Material to process -
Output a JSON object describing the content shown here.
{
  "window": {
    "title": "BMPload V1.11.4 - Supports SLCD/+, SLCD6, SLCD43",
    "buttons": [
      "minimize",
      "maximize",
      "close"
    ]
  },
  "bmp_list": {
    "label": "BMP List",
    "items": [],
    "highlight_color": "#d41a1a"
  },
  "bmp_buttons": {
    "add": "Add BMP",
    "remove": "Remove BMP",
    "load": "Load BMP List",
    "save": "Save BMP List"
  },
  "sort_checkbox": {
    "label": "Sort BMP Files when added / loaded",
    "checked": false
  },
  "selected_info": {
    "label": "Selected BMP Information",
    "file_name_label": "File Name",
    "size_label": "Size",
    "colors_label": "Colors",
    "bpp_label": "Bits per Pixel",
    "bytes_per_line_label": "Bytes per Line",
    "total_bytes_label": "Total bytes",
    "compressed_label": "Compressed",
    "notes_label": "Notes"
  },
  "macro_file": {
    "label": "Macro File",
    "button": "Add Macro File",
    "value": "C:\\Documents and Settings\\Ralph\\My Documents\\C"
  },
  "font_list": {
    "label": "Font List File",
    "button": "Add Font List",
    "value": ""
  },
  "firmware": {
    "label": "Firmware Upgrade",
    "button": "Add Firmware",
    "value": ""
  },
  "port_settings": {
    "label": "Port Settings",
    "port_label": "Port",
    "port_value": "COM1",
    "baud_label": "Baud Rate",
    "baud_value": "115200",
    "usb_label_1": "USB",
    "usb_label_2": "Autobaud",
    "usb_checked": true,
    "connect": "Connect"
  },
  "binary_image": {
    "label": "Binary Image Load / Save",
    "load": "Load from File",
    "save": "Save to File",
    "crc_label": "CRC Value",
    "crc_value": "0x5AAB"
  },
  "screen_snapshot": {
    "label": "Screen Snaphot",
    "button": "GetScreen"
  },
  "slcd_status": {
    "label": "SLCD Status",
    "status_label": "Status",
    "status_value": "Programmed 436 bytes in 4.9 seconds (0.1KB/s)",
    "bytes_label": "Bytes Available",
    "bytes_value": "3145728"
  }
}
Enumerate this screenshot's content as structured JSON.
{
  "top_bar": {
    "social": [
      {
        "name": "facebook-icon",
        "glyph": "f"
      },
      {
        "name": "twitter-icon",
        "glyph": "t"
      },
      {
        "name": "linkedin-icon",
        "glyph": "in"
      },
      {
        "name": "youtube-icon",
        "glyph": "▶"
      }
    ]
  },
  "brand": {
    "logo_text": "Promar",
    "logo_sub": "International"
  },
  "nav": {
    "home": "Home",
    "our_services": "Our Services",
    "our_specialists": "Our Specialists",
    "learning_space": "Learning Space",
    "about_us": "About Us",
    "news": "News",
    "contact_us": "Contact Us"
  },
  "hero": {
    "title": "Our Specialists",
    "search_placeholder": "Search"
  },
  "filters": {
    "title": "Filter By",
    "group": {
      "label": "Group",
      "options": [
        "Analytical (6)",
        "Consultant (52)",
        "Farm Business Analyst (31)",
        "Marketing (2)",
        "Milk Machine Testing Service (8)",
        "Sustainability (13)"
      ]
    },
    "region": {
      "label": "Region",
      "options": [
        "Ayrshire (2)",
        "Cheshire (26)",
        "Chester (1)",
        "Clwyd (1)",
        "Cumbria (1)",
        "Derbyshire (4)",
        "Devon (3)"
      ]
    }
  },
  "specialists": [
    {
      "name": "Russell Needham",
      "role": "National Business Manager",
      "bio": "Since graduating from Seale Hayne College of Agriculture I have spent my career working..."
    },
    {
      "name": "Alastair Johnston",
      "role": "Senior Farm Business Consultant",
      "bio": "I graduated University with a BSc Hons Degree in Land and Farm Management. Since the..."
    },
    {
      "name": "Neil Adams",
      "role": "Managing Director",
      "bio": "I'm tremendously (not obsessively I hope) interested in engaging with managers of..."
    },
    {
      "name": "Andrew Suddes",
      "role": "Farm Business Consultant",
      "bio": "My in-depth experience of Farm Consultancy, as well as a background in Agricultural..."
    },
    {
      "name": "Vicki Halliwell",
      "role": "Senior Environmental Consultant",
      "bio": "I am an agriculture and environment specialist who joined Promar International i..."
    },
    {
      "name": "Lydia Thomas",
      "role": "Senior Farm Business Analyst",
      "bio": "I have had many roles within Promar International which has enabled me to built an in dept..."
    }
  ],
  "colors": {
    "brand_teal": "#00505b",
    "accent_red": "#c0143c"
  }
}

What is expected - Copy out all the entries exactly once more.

Output for this exercise -
Output a JSON object describing the content shown here.
{
  "window": {
    "title": "BMPload V1.11.4 - Supports SLCD/+, SLCD6, SLCD43",
    "buttons": [
      "minimize",
      "maximize",
      "close"
    ]
  },
  "bmp_list": {
    "label": "BMP List",
    "items": [],
    "highlight_color": "#d41a1a"
  },
  "bmp_buttons": {
    "add": "Add BMP",
    "remove": "Remove BMP",
    "load": "Load BMP List",
    "save": "Save BMP List"
  },
  "sort_checkbox": {
    "label": "Sort BMP Files when added / loaded",
    "checked": false
  },
  "selected_info": {
    "label": "Selected BMP Information",
    "file_name_label": "File Name",
    "size_label": "Size",
    "colors_label": "Colors",
    "bpp_label": "Bits per Pixel",
    "bytes_per_line_label": "Bytes per Line",
    "total_bytes_label": "Total bytes",
    "compressed_label": "Compressed",
    "notes_label": "Notes"
  },
  "macro_file": {
    "label": "Macro File",
    "button": "Add Macro File",
    "value": "C:\\Documents and Settings\\Ralph\\My Documents\\C"
  },
  "font_list": {
    "label": "Font List File",
    "button": "Add Font List",
    "value": ""
  },
  "firmware": {
    "label": "Firmware Upgrade",
    "button": "Add Firmware",
    "value": ""
  },
  "port_settings": {
    "label": "Port Settings",
    "port_label": "Port",
    "port_value": "COM1",
    "baud_label": "Baud Rate",
    "baud_value": "115200",
    "usb_label_1": "USB",
    "usb_label_2": "Autobaud",
    "usb_checked": true,
    "connect": "Connect"
  },
  "binary_image": {
    "label": "Binary Image Load / Save",
    "load": "Load from File",
    "save": "Save to File",
    "crc_label": "CRC Value",
    "crc_value": "0x5AAB"
  },
  "screen_snapshot": {
    "label": "Screen Snaphot",
    "button": "GetScreen"
  },
  "slcd_status": {
    "label": "SLCD Status",
    "status_label": "Status",
    "status_value": "Programmed 436 bytes in 4.9 seconds (0.1KB/s)",
    "bytes_label": "Bytes Available",
    "bytes_value": "3145728"
  }
}
Enumerate this screenshot's content as structured JSON.
{
  "top_bar": {
    "social": [
      {
        "name": "facebook-icon",
        "glyph": "f"
      },
      {
        "name": "twitter-icon",
        "glyph": "t"
      },
      {
        "name": "linkedin-icon",
        "glyph": "in"
      },
      {
        "name": "youtube-icon",
        "glyph": "▶"
      }
    ]
  },
  "brand": {
    "logo_text": "Promar",
    "logo_sub": "International"
  },
  "nav": {
    "home": "Home",
    "our_services": "Our Services",
    "our_specialists": "Our Specialists",
    "learning_space": "Learning Space",
    "about_us": "About Us",
    "news": "News",
    "contact_us": "Contact Us"
  },
  "hero": {
    "title": "Our Specialists",
    "search_placeholder": "Search"
  },
  "filters": {
    "title": "Filter By",
    "group": {
      "label": "Group",
      "options": [
        "Analytical (6)",
        "Consultant (52)",
        "Farm Business Analyst (31)",
        "Marketing (2)",
        "Milk Machine Testing Service (8)",
        "Sustainability (13)"
      ]
    },
    "region": {
      "label": "Region",
      "options": [
        "Ayrshire (2)",
        "Cheshire (26)",
        "Chester (1)",
        "Clwyd (1)",
        "Cumbria (1)",
        "Derbyshire (4)",
        "Devon (3)"
      ]
    }
  },
  "specialists": [
    {
      "name": "Russell Needham",
      "role": "National Business Manager",
      "bio": "Since graduating from Seale Hayne College of Agriculture I have spent my career working..."
    },
    {
      "name": "Alastair Johnston",
      "role": "Senior Farm Business Consultant",
      "bio": "I graduated University with a BSc Hons Degree in Land and Farm Management. Since the..."
    },
    {
      "name": "Neil Adams",
      "role": "Managing Director",
      "bio": "I'm tremendously (not obsessively I hope) interested in engaging with managers of..."
    },
    {
      "name": "Andrew Suddes",
      "role": "Farm Business Consultant",
      "bio": "My in-depth experience of Farm Consultancy, as well as a background in Agricultural..."
    },
    {
      "name": "Vicki Halliwell",
      "role": "Senior Environmental Consultant",
      "bio": "I am an agriculture and environment specialist who joined Promar International i..."
    },
    {
      "name": "Lydia Thomas",
      "role": "Senior Farm Business Analyst",
      "bio": "I have had many roles within Promar International which has enabled me to built an in dept..."
    }
  ],
  "colors": {
    "brand_teal": "#00505b",
    "accent_red": "#c0143c"
  }
}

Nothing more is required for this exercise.